» **Task instructions**
Copy out each line of the data holding "Reliability".

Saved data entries
____________________

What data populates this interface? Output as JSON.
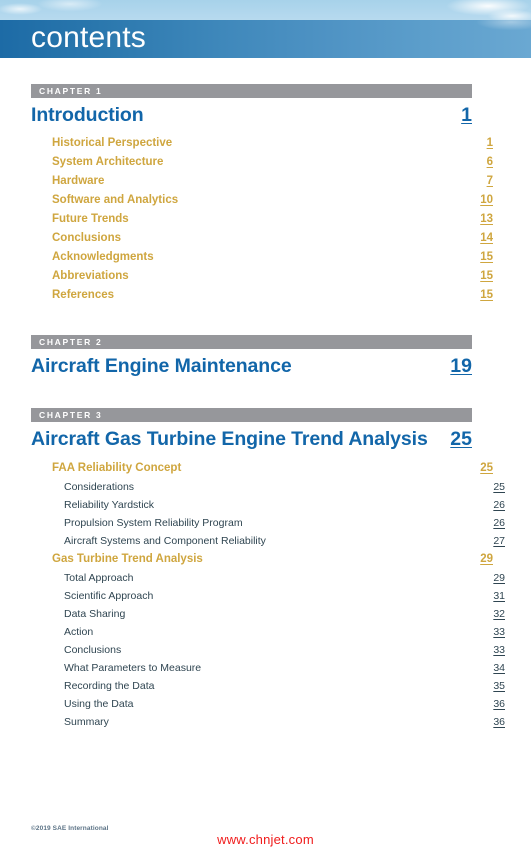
{
  "header": {
    "title": "contents",
    "banner_color": "#1d6ba6",
    "sky_color": "#bcdcf0"
  },
  "colors": {
    "chapter_title": "#1266a9",
    "chapter_bar": "#96979b",
    "level2": "#cfa63f",
    "level3": "#2f4551",
    "watermark": "#f01c1c"
  },
  "chapters": [
    {
      "bar_label": "CHAPTER 1",
      "title": "Introduction",
      "page": "1",
      "entries": [
        {
          "level": 2,
          "label": "Historical Perspective",
          "page": "1"
        },
        {
          "level": 2,
          "label": "System Architecture",
          "page": "6"
        },
        {
          "level": 2,
          "label": "Hardware",
          "page": "7"
        },
        {
          "level": 2,
          "label": "Software and Analytics",
          "page": "10"
        },
        {
          "level": 2,
          "label": "Future Trends",
          "page": "13"
        },
        {
          "level": 2,
          "label": "Conclusions",
          "page": "14"
        },
        {
          "level": 2,
          "label": "Acknowledgments",
          "page": "15"
        },
        {
          "level": 2,
          "label": "Abbreviations",
          "page": "15"
        },
        {
          "level": 2,
          "label": "References",
          "page": "15"
        }
      ]
    },
    {
      "bar_label": "CHAPTER 2",
      "title": "Aircraft Engine Maintenance",
      "page": "19",
      "entries": []
    },
    {
      "bar_label": "CHAPTER 3",
      "title": "Aircraft Gas Turbine Engine Trend Analysis",
      "page": "25",
      "entries": [
        {
          "level": 2,
          "label": "FAA Reliability Concept",
          "page": "25"
        },
        {
          "level": 3,
          "label": "Considerations",
          "page": "25"
        },
        {
          "level": 3,
          "label": "Reliability Yardstick",
          "page": "26"
        },
        {
          "level": 3,
          "label": "Propulsion System Reliability Program",
          "page": "26"
        },
        {
          "level": 3,
          "label": "Aircraft Systems and Component Reliability",
          "page": "27"
        },
        {
          "level": 2,
          "label": "Gas Turbine Trend Analysis",
          "page": "29"
        },
        {
          "level": 3,
          "label": "Total Approach",
          "page": "29"
        },
        {
          "level": 3,
          "label": "Scientific Approach",
          "page": "31"
        },
        {
          "level": 3,
          "label": "Data Sharing",
          "page": "32"
        },
        {
          "level": 3,
          "label": "Action",
          "page": "33"
        },
        {
          "level": 3,
          "label": "Conclusions",
          "page": "33"
        },
        {
          "level": 3,
          "label": "What Parameters to Measure",
          "page": "34"
        },
        {
          "level": 3,
          "label": "Recording the Data",
          "page": "35"
        },
        {
          "level": 3,
          "label": "Using the Data",
          "page": "36"
        },
        {
          "level": 3,
          "label": "Summary",
          "page": "36"
        }
      ]
    }
  ],
  "footer": {
    "copyright": "©2019 SAE International",
    "watermark": "www.chnjet.com"
  }
}
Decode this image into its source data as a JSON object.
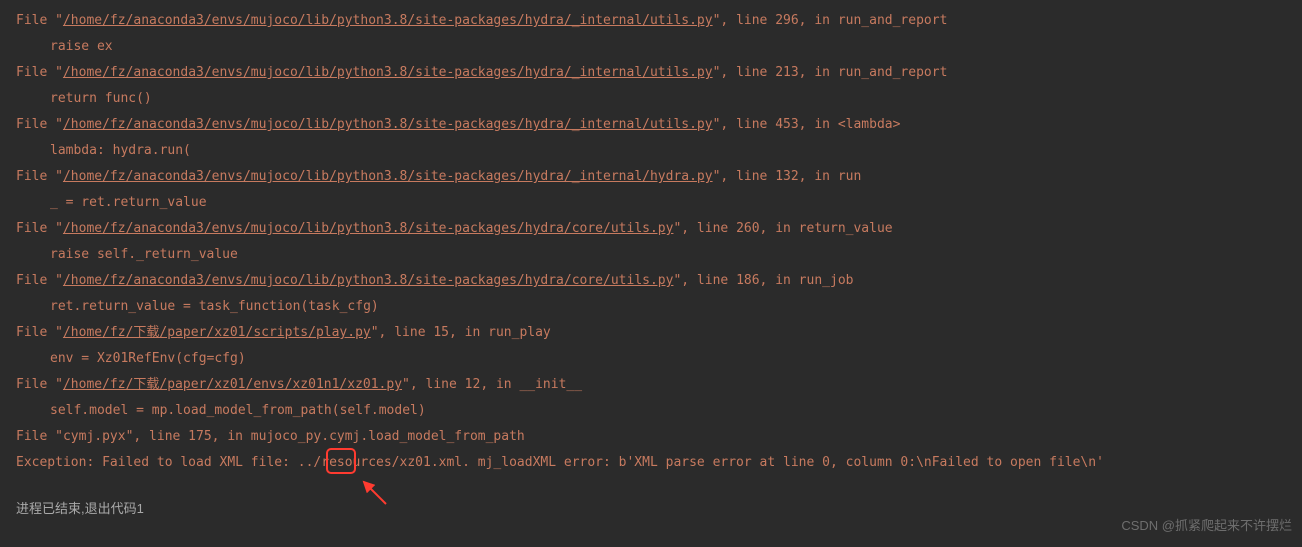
{
  "frames": [
    {
      "path": "/home/fz/anaconda3/envs/mujoco/lib/python3.8/site-packages/hydra/_internal/utils.py",
      "line": "296",
      "func": "run_and_report",
      "code": "raise ex"
    },
    {
      "path": "/home/fz/anaconda3/envs/mujoco/lib/python3.8/site-packages/hydra/_internal/utils.py",
      "line": "213",
      "func": "run_and_report",
      "code": "return func()"
    },
    {
      "path": "/home/fz/anaconda3/envs/mujoco/lib/python3.8/site-packages/hydra/_internal/utils.py",
      "line": "453",
      "func": "<lambda>",
      "code": "lambda: hydra.run("
    },
    {
      "path": "/home/fz/anaconda3/envs/mujoco/lib/python3.8/site-packages/hydra/_internal/hydra.py",
      "line": "132",
      "func": "run",
      "code": "_ = ret.return_value"
    },
    {
      "path": "/home/fz/anaconda3/envs/mujoco/lib/python3.8/site-packages/hydra/core/utils.py",
      "line": "260",
      "func": "return_value",
      "code": "raise self._return_value"
    },
    {
      "path": "/home/fz/anaconda3/envs/mujoco/lib/python3.8/site-packages/hydra/core/utils.py",
      "line": "186",
      "func": "run_job",
      "code": "ret.return_value = task_function(task_cfg)"
    },
    {
      "path": "/home/fz/下载/paper/xz01/scripts/play.py",
      "line": "15",
      "func": "run_play",
      "code": "env = Xz01RefEnv(cfg=cfg)"
    },
    {
      "path": "/home/fz/下载/paper/xz01/envs/xz01n1/xz01.py",
      "line": "12",
      "func": "__init__",
      "code": "self.model = mp.load_model_from_path(self.model)"
    }
  ],
  "last_frame": {
    "prefix": "File \"cymj.pyx\", line 175, in mujoco_py.cymj.load_model_from_path"
  },
  "exception": {
    "prefix": "Exception: Failed to load XML file: ",
    "suffix": "../resources/xz01.xml. mj_loadXML error: b'XML parse error at line 0, column 0:\\nFailed to open file\\n'"
  },
  "exit_message": "进程已结束,退出代码1",
  "watermark": "CSDN @抓紧爬起来不许摆烂",
  "labels": {
    "file_prefix": "File \"",
    "line_prefix": "\", line ",
    "in_prefix": ", in "
  }
}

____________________

» **Response to the exercise**
          "label": "FAA Reliability Concept",
          "label": "Reliability Yardstick",
          "label": "Propulsion System Reliability Program",
          "label": "Aircraft Systems and Component Reliability",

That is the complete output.